Banking (Foreign Exchange) Regulations 1959
Sanctions Against Syria and Libya – Amendments to the Annexes
The Reserve Bank of Australia has been directed by the Australian Government to take steps under the Banking (Foreign Exchange) Regulations 1959 to amend the lists of persons and entities in or associated with Syria and Libya subject to Australian autonomous financial sanctions. A list of the amendments is contained in Attachment A.
The existing autonomous targeted financial sanctions against Syria have been expanded to cover an additional eight key persons and six entities responsible for, or involved in, human rights abuses. The updated Syria Annex now contains a total of 34 persons and 13 entities.
The existing autonomous targeted financial sanctions against Libya have been amended to remove from the list eight entities following the effective removal of the Qadhafi regime from power, and therefore the regime's control of these entities. The updated Libya Annex now contains a total of 35 persons and 12 entities.
Specific transactions involving the dealing of funds by the order of, on behalf of, or for the benefit of, any person or entity listed in the updated Syria Annex or Libya Annex are prohibited.
UPDATE: On 7 March 2012, responsibility for the administration of Australia's autonomous financial sanctions was
transferred from the RBA (under the Banking (Foreign Exchange) Regulations 1959) to the
Department of Foreign Affairs and Trade (DFAT) (under the Autonomous Sanctions Regulations 2011).
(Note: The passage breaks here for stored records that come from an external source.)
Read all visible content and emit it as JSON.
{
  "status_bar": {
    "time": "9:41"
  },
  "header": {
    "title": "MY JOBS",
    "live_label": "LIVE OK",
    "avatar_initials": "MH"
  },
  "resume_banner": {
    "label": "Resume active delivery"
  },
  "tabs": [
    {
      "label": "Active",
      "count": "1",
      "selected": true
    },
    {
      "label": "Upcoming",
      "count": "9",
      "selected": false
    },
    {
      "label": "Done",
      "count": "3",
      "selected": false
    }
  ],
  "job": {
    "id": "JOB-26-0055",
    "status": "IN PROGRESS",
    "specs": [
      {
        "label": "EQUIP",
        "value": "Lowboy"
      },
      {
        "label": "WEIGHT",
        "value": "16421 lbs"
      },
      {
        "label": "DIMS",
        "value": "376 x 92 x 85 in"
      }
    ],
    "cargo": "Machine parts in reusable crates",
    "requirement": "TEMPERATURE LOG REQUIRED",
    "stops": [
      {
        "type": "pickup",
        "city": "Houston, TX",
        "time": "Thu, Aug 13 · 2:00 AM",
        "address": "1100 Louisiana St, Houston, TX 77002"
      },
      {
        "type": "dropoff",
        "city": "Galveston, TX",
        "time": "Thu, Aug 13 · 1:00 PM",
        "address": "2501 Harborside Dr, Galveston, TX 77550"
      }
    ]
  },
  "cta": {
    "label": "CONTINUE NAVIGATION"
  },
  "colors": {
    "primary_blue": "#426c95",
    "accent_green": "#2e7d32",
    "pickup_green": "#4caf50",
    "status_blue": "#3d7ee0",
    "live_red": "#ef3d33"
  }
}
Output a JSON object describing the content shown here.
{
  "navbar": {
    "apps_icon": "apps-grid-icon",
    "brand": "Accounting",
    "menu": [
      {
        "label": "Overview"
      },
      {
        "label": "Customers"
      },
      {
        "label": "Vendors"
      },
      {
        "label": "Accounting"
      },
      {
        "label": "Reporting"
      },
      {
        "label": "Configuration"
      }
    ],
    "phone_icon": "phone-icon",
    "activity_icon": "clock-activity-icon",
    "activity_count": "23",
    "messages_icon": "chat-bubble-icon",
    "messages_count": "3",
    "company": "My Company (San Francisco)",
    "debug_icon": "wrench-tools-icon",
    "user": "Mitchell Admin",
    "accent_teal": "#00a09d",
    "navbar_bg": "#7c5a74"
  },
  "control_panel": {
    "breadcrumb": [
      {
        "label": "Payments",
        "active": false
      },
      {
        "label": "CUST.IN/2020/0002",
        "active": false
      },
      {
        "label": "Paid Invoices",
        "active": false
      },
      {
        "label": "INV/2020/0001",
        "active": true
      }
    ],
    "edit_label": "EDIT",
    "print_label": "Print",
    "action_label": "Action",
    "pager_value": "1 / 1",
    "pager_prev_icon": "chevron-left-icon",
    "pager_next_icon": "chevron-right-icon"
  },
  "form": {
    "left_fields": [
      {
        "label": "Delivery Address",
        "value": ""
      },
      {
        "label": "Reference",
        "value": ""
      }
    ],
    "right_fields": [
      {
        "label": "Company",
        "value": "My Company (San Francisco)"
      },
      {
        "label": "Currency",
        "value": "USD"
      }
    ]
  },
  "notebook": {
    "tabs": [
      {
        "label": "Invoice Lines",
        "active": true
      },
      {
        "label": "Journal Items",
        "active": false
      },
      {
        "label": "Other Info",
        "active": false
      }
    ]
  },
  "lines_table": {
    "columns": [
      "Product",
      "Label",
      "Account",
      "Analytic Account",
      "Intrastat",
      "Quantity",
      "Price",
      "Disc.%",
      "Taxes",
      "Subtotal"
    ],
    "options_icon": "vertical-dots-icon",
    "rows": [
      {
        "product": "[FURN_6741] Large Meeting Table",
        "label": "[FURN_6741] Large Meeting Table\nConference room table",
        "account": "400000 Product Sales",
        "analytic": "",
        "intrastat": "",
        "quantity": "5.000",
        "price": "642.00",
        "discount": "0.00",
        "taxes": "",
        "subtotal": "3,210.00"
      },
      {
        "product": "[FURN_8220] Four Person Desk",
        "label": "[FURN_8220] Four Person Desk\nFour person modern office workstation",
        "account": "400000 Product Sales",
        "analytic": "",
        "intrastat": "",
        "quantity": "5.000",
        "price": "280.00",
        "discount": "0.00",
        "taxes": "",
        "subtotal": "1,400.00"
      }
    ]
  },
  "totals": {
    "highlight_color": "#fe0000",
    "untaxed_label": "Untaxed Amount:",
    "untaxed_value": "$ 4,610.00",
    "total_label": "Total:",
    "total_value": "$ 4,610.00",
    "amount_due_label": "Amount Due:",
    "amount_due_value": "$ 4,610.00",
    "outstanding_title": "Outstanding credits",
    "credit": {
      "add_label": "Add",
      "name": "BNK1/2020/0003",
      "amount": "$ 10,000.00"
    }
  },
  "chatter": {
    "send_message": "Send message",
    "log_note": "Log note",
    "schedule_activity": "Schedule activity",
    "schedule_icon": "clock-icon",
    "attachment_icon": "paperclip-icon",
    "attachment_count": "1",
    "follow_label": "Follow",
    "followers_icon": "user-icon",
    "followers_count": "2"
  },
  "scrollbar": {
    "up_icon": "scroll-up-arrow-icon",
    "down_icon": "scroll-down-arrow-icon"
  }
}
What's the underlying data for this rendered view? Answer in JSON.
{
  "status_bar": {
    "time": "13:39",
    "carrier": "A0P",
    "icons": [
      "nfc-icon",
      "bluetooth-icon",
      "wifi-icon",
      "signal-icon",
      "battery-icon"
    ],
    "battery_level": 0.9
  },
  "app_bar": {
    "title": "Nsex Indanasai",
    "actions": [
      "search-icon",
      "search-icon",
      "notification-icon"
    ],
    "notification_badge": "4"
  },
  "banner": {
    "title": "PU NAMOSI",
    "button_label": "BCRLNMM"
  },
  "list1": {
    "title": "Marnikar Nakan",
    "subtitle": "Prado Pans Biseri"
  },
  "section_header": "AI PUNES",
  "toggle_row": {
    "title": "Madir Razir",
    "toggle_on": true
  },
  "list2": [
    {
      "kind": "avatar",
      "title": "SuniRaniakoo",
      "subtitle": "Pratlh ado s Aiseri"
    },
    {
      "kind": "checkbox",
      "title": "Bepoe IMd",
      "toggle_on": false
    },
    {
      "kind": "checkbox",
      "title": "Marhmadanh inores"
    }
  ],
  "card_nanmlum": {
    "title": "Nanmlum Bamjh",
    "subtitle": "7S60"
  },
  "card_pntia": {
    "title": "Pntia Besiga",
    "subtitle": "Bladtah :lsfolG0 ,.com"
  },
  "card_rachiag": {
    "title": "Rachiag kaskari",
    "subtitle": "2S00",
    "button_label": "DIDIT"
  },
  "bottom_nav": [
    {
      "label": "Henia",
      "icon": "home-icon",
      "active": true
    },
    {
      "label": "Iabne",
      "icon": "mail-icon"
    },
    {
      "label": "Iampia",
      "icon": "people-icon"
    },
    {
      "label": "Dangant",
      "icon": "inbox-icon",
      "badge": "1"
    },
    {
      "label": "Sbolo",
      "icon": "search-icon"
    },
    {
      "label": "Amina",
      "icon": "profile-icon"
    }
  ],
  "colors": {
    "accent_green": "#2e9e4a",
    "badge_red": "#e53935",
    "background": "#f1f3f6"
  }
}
This change was announced in RBA Media Release No 2012-05. As a result, the content of this media release is no longer current and any accompanying annexes and/or attachments have been removed. For all enquiries about Australia's autonomous financial sanctions regime, including the current list of sanctioned individuals and entities, refer to the DFAT website.